Aim of the task: Reproduce all of the data exactly.

[Dataset entries]
********

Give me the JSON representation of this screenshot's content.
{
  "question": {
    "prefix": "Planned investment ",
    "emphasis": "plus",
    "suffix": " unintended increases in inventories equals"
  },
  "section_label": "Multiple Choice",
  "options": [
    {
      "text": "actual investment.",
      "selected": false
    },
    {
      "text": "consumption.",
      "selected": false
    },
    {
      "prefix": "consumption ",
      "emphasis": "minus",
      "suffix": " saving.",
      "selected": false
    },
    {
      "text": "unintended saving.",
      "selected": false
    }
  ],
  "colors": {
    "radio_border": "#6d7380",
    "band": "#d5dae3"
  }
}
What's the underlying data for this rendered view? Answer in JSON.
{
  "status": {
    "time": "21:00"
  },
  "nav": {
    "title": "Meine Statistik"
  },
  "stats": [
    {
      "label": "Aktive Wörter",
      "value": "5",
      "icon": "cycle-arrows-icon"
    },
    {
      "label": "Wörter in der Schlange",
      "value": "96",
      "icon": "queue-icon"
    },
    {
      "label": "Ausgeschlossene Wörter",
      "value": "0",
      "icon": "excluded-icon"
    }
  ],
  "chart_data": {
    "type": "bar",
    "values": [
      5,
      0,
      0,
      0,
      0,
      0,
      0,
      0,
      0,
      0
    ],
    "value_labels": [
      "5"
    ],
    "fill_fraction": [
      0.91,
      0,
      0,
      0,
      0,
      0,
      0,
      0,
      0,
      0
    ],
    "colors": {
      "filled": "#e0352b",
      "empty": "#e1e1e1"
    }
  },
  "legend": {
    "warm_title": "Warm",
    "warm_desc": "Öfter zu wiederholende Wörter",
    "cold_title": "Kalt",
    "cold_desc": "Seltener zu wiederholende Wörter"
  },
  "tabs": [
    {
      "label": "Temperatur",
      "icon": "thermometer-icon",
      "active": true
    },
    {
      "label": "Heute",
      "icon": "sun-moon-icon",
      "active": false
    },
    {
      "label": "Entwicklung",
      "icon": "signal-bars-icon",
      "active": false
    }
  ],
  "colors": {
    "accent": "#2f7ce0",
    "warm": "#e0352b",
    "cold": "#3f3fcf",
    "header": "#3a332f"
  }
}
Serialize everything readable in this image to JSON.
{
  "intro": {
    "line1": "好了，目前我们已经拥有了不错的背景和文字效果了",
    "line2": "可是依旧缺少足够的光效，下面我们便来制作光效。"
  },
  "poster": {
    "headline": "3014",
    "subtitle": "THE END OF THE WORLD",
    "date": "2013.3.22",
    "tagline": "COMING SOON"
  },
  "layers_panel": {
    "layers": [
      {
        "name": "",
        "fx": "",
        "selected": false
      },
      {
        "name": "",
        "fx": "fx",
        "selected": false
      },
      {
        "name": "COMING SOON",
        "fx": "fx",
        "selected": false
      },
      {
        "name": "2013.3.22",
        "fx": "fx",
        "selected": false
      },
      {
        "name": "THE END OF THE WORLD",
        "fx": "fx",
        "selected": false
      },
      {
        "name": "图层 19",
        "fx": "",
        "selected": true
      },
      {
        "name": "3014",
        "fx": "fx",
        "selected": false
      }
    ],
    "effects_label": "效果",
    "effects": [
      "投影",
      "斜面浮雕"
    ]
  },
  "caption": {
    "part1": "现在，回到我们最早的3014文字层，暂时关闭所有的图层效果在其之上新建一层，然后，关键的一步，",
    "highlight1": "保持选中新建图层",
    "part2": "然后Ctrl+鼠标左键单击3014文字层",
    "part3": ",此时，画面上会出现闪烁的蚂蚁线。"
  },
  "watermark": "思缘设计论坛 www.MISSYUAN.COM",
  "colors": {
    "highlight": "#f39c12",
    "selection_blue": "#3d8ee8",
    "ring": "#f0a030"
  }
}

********

Expected answer:
Give me the JSON representation of this screenshot's content.
{
  "question": {
    "prefix": "Planned investment ",
    "emphasis": "plus",
    "suffix": " unintended increases in inventories equals"
  },
  "section_label": "Multiple Choice",
  "options": [
    {
      "text": "actual investment.",
      "selected": false
    },
    {
      "text": "consumption.",
      "selected": false
    },
    {
      "prefix": "consumption ",
      "emphasis": "minus",
      "suffix": " saving.",
      "selected": false
    },
    {
      "text": "unintended saving.",
      "selected": false
    }
  ],
  "colors": {
    "radio_border": "#6d7380",
    "band": "#d5dae3"
  }
}
What's the underlying data for this rendered view? Answer in JSON.
{
  "status": {
    "time": "21:00"
  },
  "nav": {
    "title": "Meine Statistik"
  },
  "stats": [
    {
      "label": "Aktive Wörter",
      "value": "5",
      "icon": "cycle-arrows-icon"
    },
    {
      "label": "Wörter in der Schlange",
      "value": "96",
      "icon": "queue-icon"
    },
    {
      "label": "Ausgeschlossene Wörter",
      "value": "0",
      "icon": "excluded-icon"
    }
  ],
  "chart_data": {
    "type": "bar",
    "values": [
      5,
      0,
      0,
      0,
      0,
      0,
      0,
      0,
      0,
      0
    ],
    "value_labels": [
      "5"
    ],
    "fill_fraction": [
      0.91,
      0,
      0,
      0,
      0,
      0,
      0,
      0,
      0,
      0
    ],
    "colors": {
      "filled": "#e0352b",
      "empty": "#e1e1e1"
    }
  },
  "legend": {
    "warm_title": "Warm",
    "warm_desc": "Öfter zu wiederholende Wörter",
    "cold_title": "Kalt",
    "cold_desc": "Seltener zu wiederholende Wörter"
  },
  "tabs": [
    {
      "label": "Temperatur",
      "icon": "thermometer-icon",
      "active": true
    },
    {
      "label": "Heute",
      "icon": "sun-moon-icon",
      "active": false
    },
    {
      "label": "Entwicklung",
      "icon": "signal-bars-icon",
      "active": false
    }
  ],
  "colors": {
    "accent": "#2f7ce0",
    "warm": "#e0352b",
    "cold": "#3f3fcf",
    "header": "#3a332f"
  }
}
Serialize everything readable in this image to JSON.
{
  "intro": {
    "line1": "好了，目前我们已经拥有了不错的背景和文字效果了",
    "line2": "可是依旧缺少足够的光效，下面我们便来制作光效。"
  },
  "poster": {
    "headline": "3014",
    "subtitle": "THE END OF THE WORLD",
    "date": "2013.3.22",
    "tagline": "COMING SOON"
  },
  "layers_panel": {
    "layers": [
      {
        "name": "",
        "fx": "",
        "selected": false
      },
      {
        "name": "",
        "fx": "fx",
        "selected": false
      },
      {
        "name": "COMING SOON",
        "fx": "fx",
        "selected": false
      },
      {
        "name": "2013.3.22",
        "fx": "fx",
        "selected": false
      },
      {
        "name": "THE END OF THE WORLD",
        "fx": "fx",
        "selected": false
      },
      {
        "name": "图层 19",
        "fx": "",
        "selected": true
      },
      {
        "name": "3014",
        "fx": "fx",
        "selected": false
      }
    ],
    "effects_label": "效果",
    "effects": [
      "投影",
      "斜面浮雕"
    ]
  },
  "caption": {
    "part1": "现在，回到我们最早的3014文字层，暂时关闭所有的图层效果在其之上新建一层，然后，关键的一步，",
    "highlight1": "保持选中新建图层",
    "part2": "然后Ctrl+鼠标左键单击3014文字层",
    "part3": ",此时，画面上会出现闪烁的蚂蚁线。"
  },
  "watermark": "思缘设计论坛 www.MISSYUAN.COM",
  "colors": {
    "highlight": "#f39c12",
    "selection_blue": "#3d8ee8",
    "ring": "#f0a030"
  }
}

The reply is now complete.